**Activity:** The response should be exactly the number of lines in the material below that contain the word "JSON".

*** Block opens ***

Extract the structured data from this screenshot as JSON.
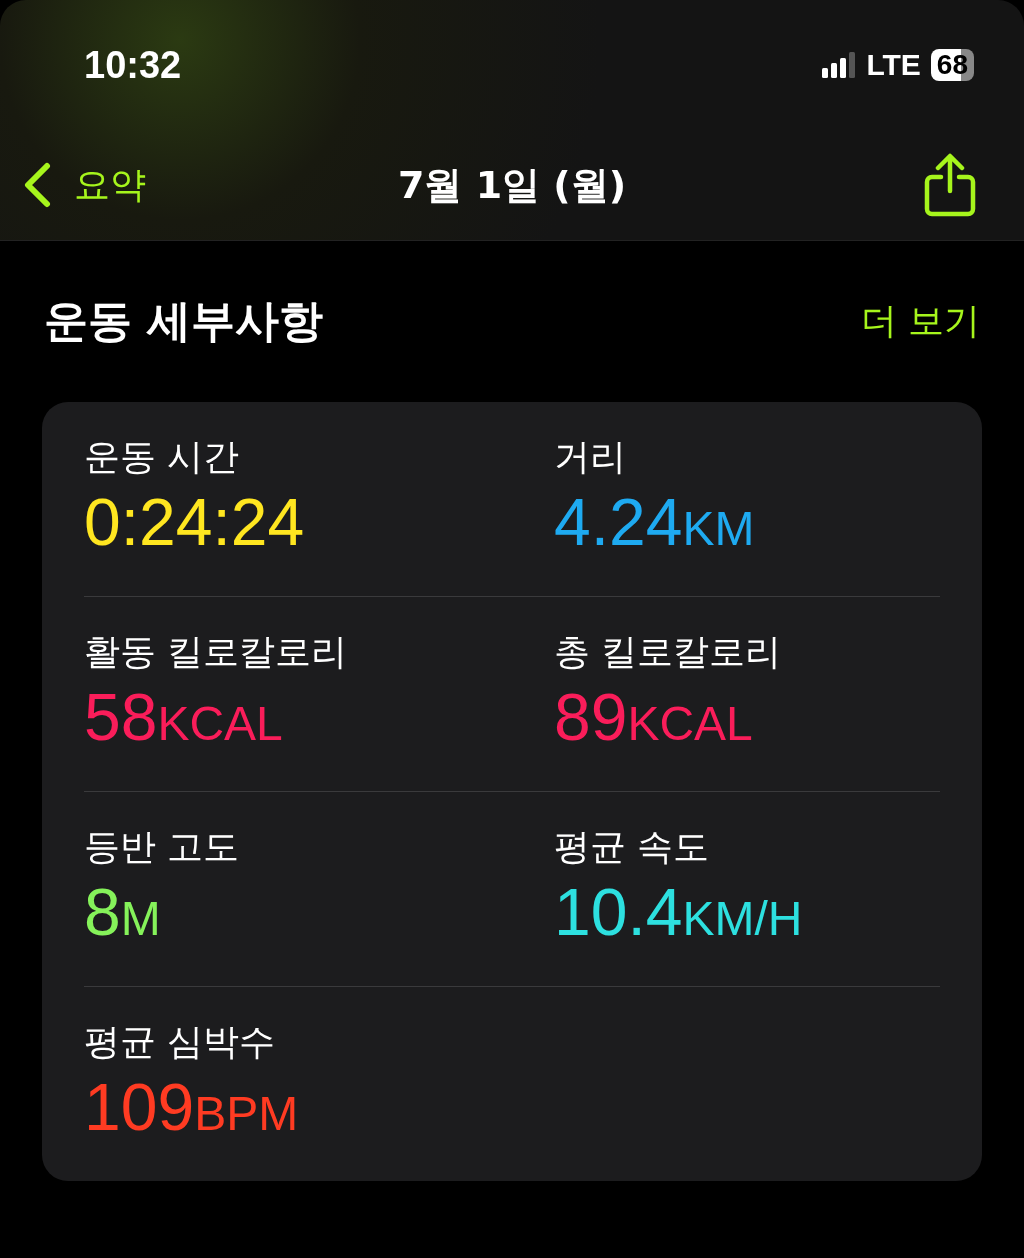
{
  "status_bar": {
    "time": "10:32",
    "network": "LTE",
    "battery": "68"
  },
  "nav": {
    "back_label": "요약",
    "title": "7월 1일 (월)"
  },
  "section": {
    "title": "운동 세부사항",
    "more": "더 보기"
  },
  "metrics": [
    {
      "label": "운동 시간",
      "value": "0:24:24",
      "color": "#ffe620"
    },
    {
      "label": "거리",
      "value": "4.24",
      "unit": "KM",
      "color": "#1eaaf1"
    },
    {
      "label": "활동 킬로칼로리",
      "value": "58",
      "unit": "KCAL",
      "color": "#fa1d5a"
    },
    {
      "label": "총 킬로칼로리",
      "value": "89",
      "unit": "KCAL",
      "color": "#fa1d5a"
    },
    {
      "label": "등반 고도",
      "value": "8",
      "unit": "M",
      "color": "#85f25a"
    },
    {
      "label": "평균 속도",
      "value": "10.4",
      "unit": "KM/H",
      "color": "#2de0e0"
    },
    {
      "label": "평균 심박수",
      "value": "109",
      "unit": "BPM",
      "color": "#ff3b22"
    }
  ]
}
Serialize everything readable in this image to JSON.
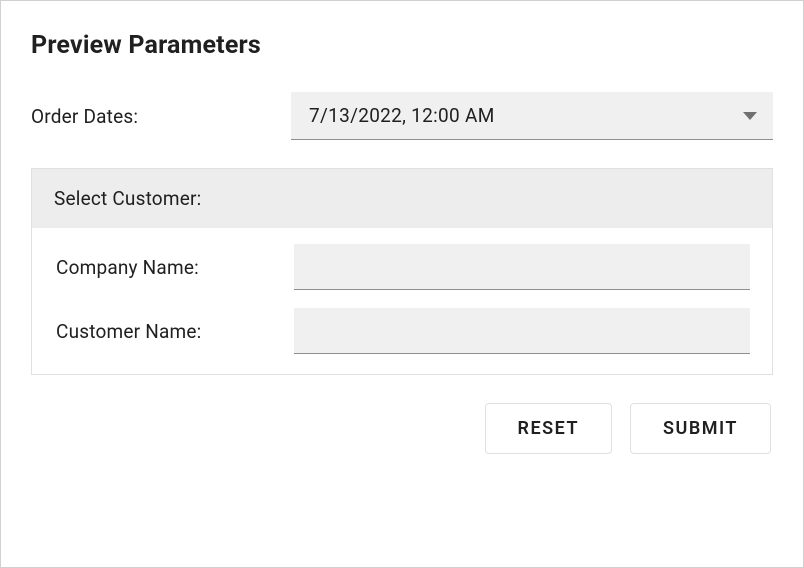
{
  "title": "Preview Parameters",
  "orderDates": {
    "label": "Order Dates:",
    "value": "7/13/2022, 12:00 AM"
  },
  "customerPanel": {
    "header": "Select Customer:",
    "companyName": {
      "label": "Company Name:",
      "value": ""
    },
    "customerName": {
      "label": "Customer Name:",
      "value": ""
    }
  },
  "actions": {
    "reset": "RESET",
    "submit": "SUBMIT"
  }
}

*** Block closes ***

**Output:** 2